That version of "Muskrat" was recorded during a three-month tour of Europe that found Louis followed not only by Avakian's microphone but Edward R. Murrow's camera crew filing a report for "See It Now." Meanwhile, back home, Armstrong's latest record, "Mack the Knife," was climbing up the charts. When he stepped foot back in America, he only had a couple of days off before flying to Hollywood to film "High Society." Armstrong's career was hitting new peaks of popularity with almost each passing week.

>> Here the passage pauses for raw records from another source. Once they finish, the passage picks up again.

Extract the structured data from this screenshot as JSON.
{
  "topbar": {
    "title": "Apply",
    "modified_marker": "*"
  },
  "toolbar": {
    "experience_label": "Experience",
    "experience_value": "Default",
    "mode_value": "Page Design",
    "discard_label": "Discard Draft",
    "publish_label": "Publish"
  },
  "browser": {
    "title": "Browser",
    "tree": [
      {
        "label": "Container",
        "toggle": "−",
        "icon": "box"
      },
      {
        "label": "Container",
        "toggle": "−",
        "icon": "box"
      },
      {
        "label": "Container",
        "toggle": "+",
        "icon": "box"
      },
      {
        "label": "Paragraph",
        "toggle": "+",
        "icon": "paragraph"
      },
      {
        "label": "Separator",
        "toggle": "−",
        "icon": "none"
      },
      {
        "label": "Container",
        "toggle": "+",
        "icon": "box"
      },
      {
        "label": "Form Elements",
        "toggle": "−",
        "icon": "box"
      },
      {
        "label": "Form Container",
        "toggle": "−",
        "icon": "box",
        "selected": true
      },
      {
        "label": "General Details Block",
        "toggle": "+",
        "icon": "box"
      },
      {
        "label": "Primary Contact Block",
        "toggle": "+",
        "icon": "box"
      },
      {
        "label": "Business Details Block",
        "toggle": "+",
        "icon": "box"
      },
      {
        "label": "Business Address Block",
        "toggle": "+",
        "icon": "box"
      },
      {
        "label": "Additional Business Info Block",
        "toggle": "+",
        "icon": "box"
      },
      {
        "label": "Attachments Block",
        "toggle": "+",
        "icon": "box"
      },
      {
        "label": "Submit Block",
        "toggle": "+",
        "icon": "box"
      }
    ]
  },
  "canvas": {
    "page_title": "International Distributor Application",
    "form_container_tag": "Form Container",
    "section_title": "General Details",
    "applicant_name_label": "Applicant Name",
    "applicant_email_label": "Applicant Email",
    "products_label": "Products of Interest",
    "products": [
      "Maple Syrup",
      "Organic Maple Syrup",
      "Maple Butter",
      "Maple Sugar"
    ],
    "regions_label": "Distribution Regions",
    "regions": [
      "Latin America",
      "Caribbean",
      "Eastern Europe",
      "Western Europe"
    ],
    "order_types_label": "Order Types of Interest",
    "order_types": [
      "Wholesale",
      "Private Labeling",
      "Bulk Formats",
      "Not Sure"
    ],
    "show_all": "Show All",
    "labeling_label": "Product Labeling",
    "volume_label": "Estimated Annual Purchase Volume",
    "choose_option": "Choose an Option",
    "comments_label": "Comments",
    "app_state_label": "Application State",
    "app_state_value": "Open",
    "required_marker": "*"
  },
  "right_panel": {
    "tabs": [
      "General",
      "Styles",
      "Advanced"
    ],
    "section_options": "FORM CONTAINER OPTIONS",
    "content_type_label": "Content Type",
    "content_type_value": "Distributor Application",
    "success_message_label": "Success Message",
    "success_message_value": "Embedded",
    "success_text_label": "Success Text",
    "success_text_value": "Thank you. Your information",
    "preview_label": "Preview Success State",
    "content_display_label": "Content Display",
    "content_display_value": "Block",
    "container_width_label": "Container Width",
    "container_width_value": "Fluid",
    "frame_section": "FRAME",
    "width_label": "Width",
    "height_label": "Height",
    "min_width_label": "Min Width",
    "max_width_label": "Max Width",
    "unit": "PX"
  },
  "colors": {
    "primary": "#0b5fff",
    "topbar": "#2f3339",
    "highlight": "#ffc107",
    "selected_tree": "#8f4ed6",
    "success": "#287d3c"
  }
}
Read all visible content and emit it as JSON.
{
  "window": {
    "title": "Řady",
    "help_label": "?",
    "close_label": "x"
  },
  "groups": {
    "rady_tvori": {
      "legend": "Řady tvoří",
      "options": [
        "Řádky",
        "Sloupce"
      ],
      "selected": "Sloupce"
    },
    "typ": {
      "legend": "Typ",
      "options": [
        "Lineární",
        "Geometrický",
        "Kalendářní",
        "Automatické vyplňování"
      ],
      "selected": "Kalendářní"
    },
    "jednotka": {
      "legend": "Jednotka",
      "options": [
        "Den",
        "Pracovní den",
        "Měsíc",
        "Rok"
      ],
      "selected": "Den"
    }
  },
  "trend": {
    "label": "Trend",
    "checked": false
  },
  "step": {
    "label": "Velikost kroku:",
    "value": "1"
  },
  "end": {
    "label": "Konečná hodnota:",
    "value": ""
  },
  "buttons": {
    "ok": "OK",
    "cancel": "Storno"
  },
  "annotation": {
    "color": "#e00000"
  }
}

But what does this mean for us? It means that he started becoming a hit on the newly formed jazz festival circuit. He did a big tour with Woody Herman. He shared a bill with Teddy Buckner in Pasadena. He darted in and out of a Helen Hayes narrative at the "Chicago Concert" in June 1956. This is all my way of saying that almost every surviving All Stars set from 1956 and 1957 is a streamlined one. The 1953 version I shared last time with Milt Hinton, the Crescendo Club, the Amsterdam show, those were all full evenings with the All Stars, shows ranging from two to three hours. But at a Newport Jazz Festival or when he appeared on a bill with other artists, Louis would only have to do an hour. In that short time, he'd manage to play the hits, feature each All Star and contribute his usual freakish horn work on favorites like "The Gypsy" and "The Bucket's Got a Hole In It." When it was time to dedicate something "to all the musicians in the house," he frequently began choosing "Ole Miss," giving a plug to his album "Louis Armstrong Plays W. C. Handy" in the process.
Thus, for all the hours and hours of All Stars material that survives in 1956 and 1957, I only have one real version of "Muskrat Ramble" in my collection and alas, it's incomplete, cutting out during the rideout choruses. I'm sure Pops continued to play it reguarly as his one-nighters didn't exactly stop during this period, but nothing much survives from this time so until some collectors step forward with some bootlegs, we have to fast forward to 1958. Hall, Young and Kyle are still there but now Mort Herbert is on bass and Danny Barcelona's on drums. In April of that year, they appeared on a "Timex All Star Jazz Show" and opened with an extra firery "Muskrat." Because of the time constraints of live TV, Louis was probably told to play a shortened version. Thus, he cut the routine severely and ratcheted the tempo through the roof. The result is short but one of the most exciting pieces of footage, if not the most exciting footage ever captured of the Armtrong-Young-Hall front line. Hold on to something before watching this...
That final note is positvely scary. Just a few weeks later, the All Stars found themselves playing in front of a smaller-than-usual crowd in North Bay, Ontario, far from the glitz of Amsterdam, a "Timex" TV studio or the Newport Jazz Festival. No cameras or recording microphones in sight. Yet listen to how they absolutely tear into this number like complete professionals. Danny Barcelona's drums are a bit over-miked but I like his driving style and heavy backbeat so I'm not complaining. And for the first time in our history of "Muskrat" we actually get an encore with Pops slipping in another quote, this time a new one, of "The Song is Ended." Here's the All Stars in Ontario:
So on those swinging notes, I'm going to conclude for the day (actually days it took me to write this). I know I'm only in 1958 and it probably looks like I'll never end but I think I can wrap it up in one more post. A preview: 1959 pre-heart attack, 1959 post-heart attack, studio recordings with the Dukes of Dixieland and Bing Crosby and final surviving versions from 1966 and 1967 with chops fading, no more trumpet solos and yet gallant playing til the end. Til then!